With an increasing number of grandparents being called upon to help out regularly with childcare duties, getting involved in disciplining can be hard to avoid even if you want to.
“We can advise on discipline, but only if asked. This is frustrating to say the least because just about the time we get the hang of parenting we find we are redundant,” says Rob Parsons, author of The Sixty Minute Grandparent and founder of Care for the Family, a national charity committed to strengthening family life.
Read our guide to being a good granny
The dos and don’ts of disciplining grandchildren
Debbie has five grandsons and is also step-grandmother to six other grandchildren. “The relationship is different to that with your own children; its slightly more detached so I find it’s easier not to react so much.” Debbie believes that having fun with her grandchildren is the priority, but if it gets out of hand she’s clear about stopping.

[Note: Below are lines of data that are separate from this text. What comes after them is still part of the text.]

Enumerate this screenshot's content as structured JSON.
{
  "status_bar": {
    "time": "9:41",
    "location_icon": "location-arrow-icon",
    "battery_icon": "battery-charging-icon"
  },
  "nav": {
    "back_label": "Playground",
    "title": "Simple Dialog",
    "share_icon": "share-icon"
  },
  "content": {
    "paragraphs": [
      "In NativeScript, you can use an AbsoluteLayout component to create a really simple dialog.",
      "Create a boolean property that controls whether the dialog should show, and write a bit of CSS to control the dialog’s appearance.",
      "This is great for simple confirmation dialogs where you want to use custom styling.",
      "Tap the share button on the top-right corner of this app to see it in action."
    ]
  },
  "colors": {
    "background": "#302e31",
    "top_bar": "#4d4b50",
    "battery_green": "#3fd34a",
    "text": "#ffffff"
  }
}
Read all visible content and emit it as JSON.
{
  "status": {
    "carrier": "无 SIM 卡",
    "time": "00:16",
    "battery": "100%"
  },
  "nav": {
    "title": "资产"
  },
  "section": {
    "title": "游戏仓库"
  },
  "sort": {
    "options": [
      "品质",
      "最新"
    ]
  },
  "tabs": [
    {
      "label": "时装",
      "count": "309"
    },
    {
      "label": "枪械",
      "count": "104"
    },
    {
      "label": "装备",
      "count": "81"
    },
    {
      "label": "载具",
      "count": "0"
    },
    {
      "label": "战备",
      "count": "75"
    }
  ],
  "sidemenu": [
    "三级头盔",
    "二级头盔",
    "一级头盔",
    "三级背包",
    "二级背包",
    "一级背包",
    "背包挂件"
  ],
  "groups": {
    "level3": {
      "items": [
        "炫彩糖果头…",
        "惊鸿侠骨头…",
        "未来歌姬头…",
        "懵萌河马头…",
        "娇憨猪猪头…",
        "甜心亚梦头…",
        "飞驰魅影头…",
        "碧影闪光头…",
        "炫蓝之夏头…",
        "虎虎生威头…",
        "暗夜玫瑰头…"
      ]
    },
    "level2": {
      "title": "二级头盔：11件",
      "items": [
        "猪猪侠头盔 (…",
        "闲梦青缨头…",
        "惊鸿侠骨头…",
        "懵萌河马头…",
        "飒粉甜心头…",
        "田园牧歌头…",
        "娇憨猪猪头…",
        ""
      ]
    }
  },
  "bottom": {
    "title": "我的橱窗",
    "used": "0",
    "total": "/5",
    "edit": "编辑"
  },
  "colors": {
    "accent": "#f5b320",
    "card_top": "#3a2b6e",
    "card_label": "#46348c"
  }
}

Take a step back and think about the following before you wade in:
- Be clear about your own boundaries – in your own mind and with your grandchildren. “I believe it's important for children to respect others, and things like table manners matter to me,” says Debbie.
- Be consistent – if something was out-of-bounds last week don’t allow it this week. Try not to contradict any clear boundaries their parents have put in place.
- Don’t double-up on discipline – if the parents are around and have already stepped in to address their children’s behaviour then there’s no need for you to get involved.
- Offer guidance rather than discipline. “I don’t think you can discipline in the same way you would discipline your own, but there are rules that happen in a home so you have to give some sort of guidance,” says Val, who has six grandchildren aged between five to 16. “For me, it’s about training and showing them what you expect of them.”
When your view of discipline differs from your child’s
It’s important to realise that there are many ways to discipline children and even if our children’s way is different to ours, it can still be effective. “Of course, there are exceptions in extreme cases where we may be worried about the safety of a grandchild, but generally we must allow our children to parent in their way,” advises Rob.
And that involves offering ‘advice’ on their approach to parenting. Comments like, “You can’t keep picking him up when he cries, he’ll have you running around after him all his life,” are unhelpful – and you run the risk of offending and upsetting your own children.
“If you do give advice, it may be more easily received if you do it with a little humility mixed in,” says Rob. “Try a softer approach, such as: ‘It’s not much good asking me, it was all so long ago, but I seem to remember this working …’.”
Of course, there are times when it doesn’t hurt to have a quiet word with the parents and see if you can bend their rules a bit. They may not mind you introducing something new if you have discussed it with them first.
Similarly, if you’re considering breaking one of their rules, see if they mind. Often, parents are happy for their children to be allowed forbidden treats with their grandparents – but it needs to be agreed first. Just be prepared to back down if you don’t get the answer you were hoping for…
Read our tips on setting boundaries with grandchildren
Subscribe today for just £12 for 12 issues...